|Chpt. 17 How a Necessary Truth is True||DAA II|
|Chpt. 18 Another Response|
|Chpt. 19 Passio is a Subject|
|Chpt. 20 Universals and Intelligences, Angels|
|Chpt. 21 Counterfactual Universals|
 Transubstantiation is the Roman Catholic belief that the consecrated bread and wine of the sacrament of Eucharist take on the substantial being of Jesus Christ, despite appearing to remain bread and wine. It was developed in the thirteenth century, and remains an important Catholic teaching. Return
 Et multi minus videntes haeriticant eum in hoc facto et in aliis et maculant famam eorum, qui scripta sua legunt, non advertentes, quod inter spinas pulcherrimae rosae colliguntur…¨ quoted from Ioannis Hus et Hieronymi Prag. Historia et monumenta Norimbergae 1558 p.267, in Jan Sedlák, ¨Eucharisticke traktaty Stanislav ze Znojma¨Hlidka 1906 vol.23 no.1 pp.6-12, n.8. Return
- Vilém Herold, Pražská Univerzita a Wyclif Prague 1985
- Howard Kaminsky, A History of the Hussite Revolution, University of California 1967, J. Kratochvil, ¨Problem všeoběcin v české filosofi xiv stoleti¨ Studie a texty k naboženským dějynam českým IV 1925
- K. Laburda, `Master Stanislaus of Znojmo His Life and Works` Ph.D. dissertation unpublished, 1950
- Stephen Lahey, ¨Stanislaus of Znojmo and Prague Realism: First Principles of Theological Reasoning¨Kosmas, 2, 2015, pp.9-26

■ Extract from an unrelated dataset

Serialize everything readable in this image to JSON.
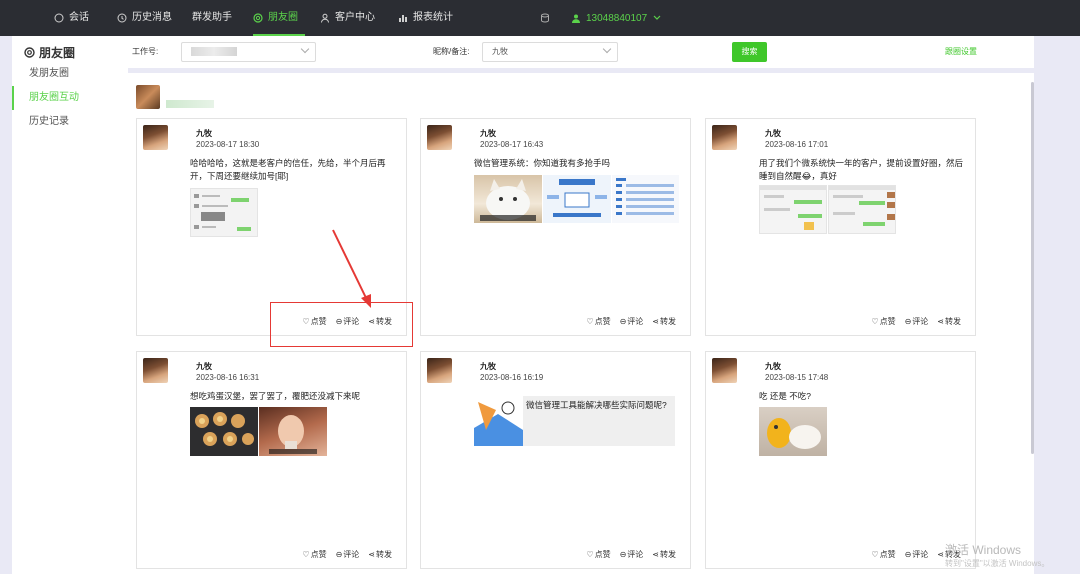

- Stephen Lahey ¨Stanislaus of Znojmo and the Ecclesiological Implications of Wyclif`s Doctrine of Divine Ideas¨, Before and After Wyclif Stefano Simonetta, Luigi Campi, eds, forthcoming 2020

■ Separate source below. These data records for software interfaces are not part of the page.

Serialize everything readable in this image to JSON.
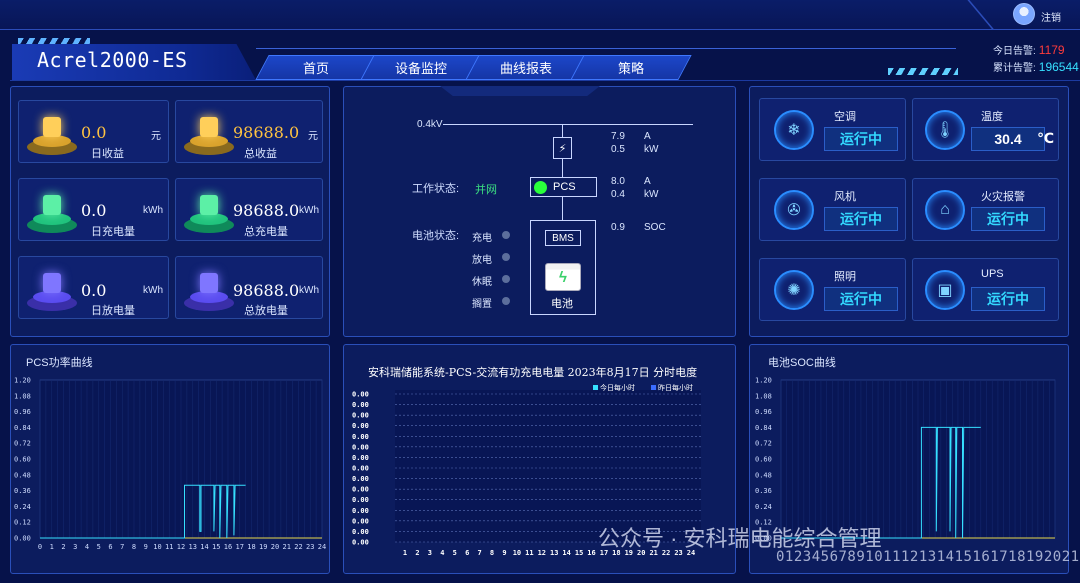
{
  "header": {
    "app_title": "Acrel2000-ES",
    "logout": "注销",
    "nav": [
      "首页",
      "设备监控",
      "曲线报表",
      "策略"
    ],
    "alarms": {
      "today_label": "今日告警:",
      "today_value": "1179",
      "total_label": "累计告警:",
      "total_value": "196544"
    }
  },
  "stats": [
    {
      "value": "0.0",
      "unit": "元",
      "label": "日收益",
      "icon": "coin-icon"
    },
    {
      "value": "98688.0",
      "unit": "元",
      "label": "总收益",
      "icon": "coin-icon"
    },
    {
      "value": "0.0",
      "unit": "kWh",
      "label": "日充电量",
      "icon": "battery-charge-icon"
    },
    {
      "value": "98688.0",
      "unit": "kWh",
      "label": "总充电量",
      "icon": "battery-charge-icon"
    },
    {
      "value": "0.0",
      "unit": "kWh",
      "label": "日放电量",
      "icon": "battery-discharge-icon"
    },
    {
      "value": "98688.0",
      "unit": "kWh",
      "label": "总放电量",
      "icon": "battery-discharge-icon"
    }
  ],
  "topology": {
    "bus_label": "0.4kV",
    "meter": {
      "current": "7.9",
      "current_unit": "A",
      "power": "0.5",
      "power_unit": "kW"
    },
    "pcs_reading": {
      "current": "8.0",
      "current_unit": "A",
      "power": "0.4",
      "power_unit": "kW"
    },
    "soc_reading": {
      "value": "0.9",
      "unit": "SOC"
    },
    "work_state_label": "工作状态:",
    "work_state_value": "并网",
    "pcs_label": "PCS",
    "battery_state_label": "电池状态:",
    "battery_states": [
      "充电",
      "放电",
      "休眠",
      "搁置"
    ],
    "bms_label": "BMS",
    "battery_label": "电池"
  },
  "devices": [
    {
      "name": "空调",
      "status": "运行中",
      "icon": "air-conditioner-icon"
    },
    {
      "name": "温度",
      "status": "30.4",
      "unit": "℃",
      "icon": "thermometer-icon"
    },
    {
      "name": "风机",
      "status": "运行中",
      "icon": "fan-icon"
    },
    {
      "name": "火灾报警",
      "status": "运行中",
      "icon": "fire-alarm-icon"
    },
    {
      "name": "照明",
      "status": "运行中",
      "icon": "light-bulb-icon"
    },
    {
      "name": "UPS",
      "status": "运行中",
      "icon": "ups-icon"
    }
  ],
  "watermark": {
    "text": "公众号 · 安科瑞电能综合管理",
    "numbers": "0123456789101112131415161718192021222324"
  },
  "chart_data": [
    {
      "id": "pcs",
      "type": "line",
      "title": "PCS功率曲线",
      "x_ticks": [
        "0",
        "1",
        "2",
        "3",
        "4",
        "5",
        "6",
        "7",
        "8",
        "9",
        "10",
        "11",
        "12",
        "13",
        "14",
        "15",
        "16",
        "17",
        "18",
        "19",
        "20",
        "21",
        "22",
        "23",
        "24"
      ],
      "y_ticks": [
        "1.20",
        "1.08",
        "0.96",
        "0.84",
        "0.72",
        "0.60",
        "0.48",
        "0.36",
        "0.24",
        "0.12",
        "0.00"
      ],
      "ylim": [
        0,
        1.2
      ],
      "xlim": [
        0,
        24
      ],
      "series": [
        {
          "color": "#e8d84a",
          "points": [
            [
              0,
              0
            ],
            [
              24,
              0
            ]
          ]
        },
        {
          "color": "#36e0ff",
          "points": [
            [
              0,
              0
            ],
            [
              12.3,
              0
            ],
            [
              12.3,
              0.4
            ],
            [
              13.6,
              0.4
            ],
            [
              13.6,
              0.05
            ],
            [
              13.7,
              0.05
            ],
            [
              13.7,
              0.4
            ],
            [
              14.8,
              0.4
            ],
            [
              14.8,
              0.05
            ],
            [
              14.9,
              0.4
            ],
            [
              15.3,
              0.4
            ],
            [
              15.3,
              0.0
            ],
            [
              15.4,
              0.4
            ],
            [
              15.9,
              0.4
            ],
            [
              15.9,
              0.0
            ],
            [
              16.0,
              0.4
            ],
            [
              16.5,
              0.4
            ],
            [
              16.5,
              0.02
            ],
            [
              16.6,
              0.4
            ],
            [
              17.5,
              0.4
            ]
          ]
        }
      ]
    },
    {
      "id": "energy",
      "type": "bar",
      "title": "安科瑞储能系统-PCS-交流有功充电电量  2023年8月17日  分时电度",
      "legend": [
        "今日每小时",
        "昨日每小时"
      ],
      "legend_colors": [
        "#36e0ff",
        "#3a6cff"
      ],
      "categories": [
        "1",
        "2",
        "3",
        "4",
        "5",
        "6",
        "7",
        "8",
        "9",
        "10",
        "11",
        "12",
        "13",
        "14",
        "15",
        "16",
        "17",
        "18",
        "19",
        "20",
        "21",
        "22",
        "23",
        "24"
      ],
      "y_ticks": [
        "0.00",
        "0.00",
        "0.00",
        "0.00",
        "0.00",
        "0.00",
        "0.00",
        "0.00",
        "0.00",
        "0.00",
        "0.00",
        "0.00",
        "0.00",
        "0.00",
        "0.00"
      ],
      "series": [
        {
          "name": "今日每小时",
          "values": [
            0,
            0,
            0,
            0,
            0,
            0,
            0,
            0,
            0,
            0,
            0,
            0,
            0,
            0,
            0,
            0,
            0,
            0,
            0,
            0,
            0,
            0,
            0,
            0
          ]
        },
        {
          "name": "昨日每小时",
          "values": [
            0,
            0,
            0,
            0,
            0,
            0,
            0,
            0,
            0,
            0,
            0,
            0,
            0,
            0,
            0,
            0,
            0,
            0,
            0,
            0,
            0,
            0,
            0,
            0
          ]
        }
      ]
    },
    {
      "id": "soc",
      "type": "line",
      "title": "电池SOC曲线",
      "y_ticks": [
        "1.20",
        "1.08",
        "0.96",
        "0.84",
        "0.72",
        "0.60",
        "0.48",
        "0.36",
        "0.24",
        "0.12",
        "0.00"
      ],
      "ylim": [
        0,
        1.2
      ],
      "xlim": [
        0,
        24
      ],
      "series": [
        {
          "color": "#e8d84a",
          "points": [
            [
              0,
              0
            ],
            [
              24,
              0
            ]
          ]
        },
        {
          "color": "#36e0ff",
          "points": [
            [
              0,
              0
            ],
            [
              12.3,
              0
            ],
            [
              12.3,
              0.84
            ],
            [
              13.6,
              0.84
            ],
            [
              13.6,
              0.05
            ],
            [
              13.7,
              0.84
            ],
            [
              14.8,
              0.84
            ],
            [
              14.8,
              0.05
            ],
            [
              14.9,
              0.84
            ],
            [
              15.3,
              0.84
            ],
            [
              15.3,
              0.0
            ],
            [
              15.4,
              0.84
            ],
            [
              15.9,
              0.84
            ],
            [
              15.9,
              0.0
            ],
            [
              16.0,
              0.84
            ],
            [
              17.5,
              0.84
            ]
          ]
        }
      ]
    }
  ]
}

- Gabriel Nuchelmans, ¨Stanislaus Znaim on Truth and Falsity¨Medieval Semantics and Metaphysics Aristarium Supplementa II 1985, pp.313-338
- Jan Sedlák, ¨Filosofické spory pražske v době Husově¨, Studie a texty k naboženským českým II, Olomouc, 1915, pp.197-262

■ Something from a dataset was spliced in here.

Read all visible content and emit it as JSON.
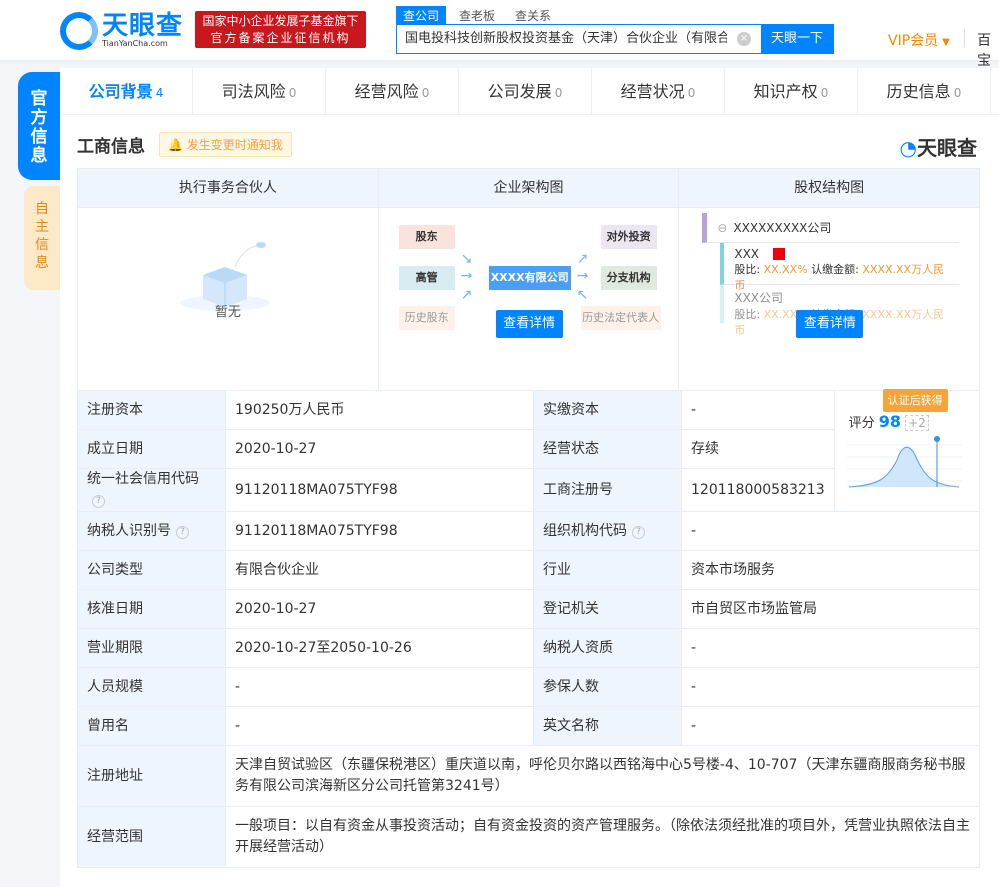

- Jan Sedlák, ¨Stanislav ze Znojma v Moravě¨ Hlidka 24
- František Šmahel, ¨Circa universalia sunt dubitationes non pauca I-III¨Filozofický časopis 18, 1970, 987-997
- František Šmahel, Üniversalia Realia sunt Heresis Seminaria¨, Československý časopis hisotorický XVI, 6, 797-811
- František Šmahel, ¨Verzeichnis der Quellen zum Prager Universalienstreit 1348-1500¨Mediaevalia Philosophica Polonorum, 25, 1980
- František Šmahel, ¨Wyclif`s fortune in Hussite Bohemia¨Bulletin of the Institute of Historical Research, 43, 1970, pp 16-34
- Stanislav Sousedik, ¨Pojem `distinctio formalis` v českých realistu v době Husove¨Filosofický časopis 18, 1970, pp.1024-29.
- Stanislav Sousedik, `Stanislaus von Znaim (d.1414) Ein Lebenskizze` Mediaevalia Philosophica Polonorum 17, 1973 pp.37-56
- Evžen Stein, ¨Wiclif a tzv.vystředni český realismus¨Česky Časopis Historicky 47, 1946, pp.55-74
- S.H.Thomson, ¨Some Latin Works Erroneously Ascribed to Wyclif¨, Speculum 3 1928 382-391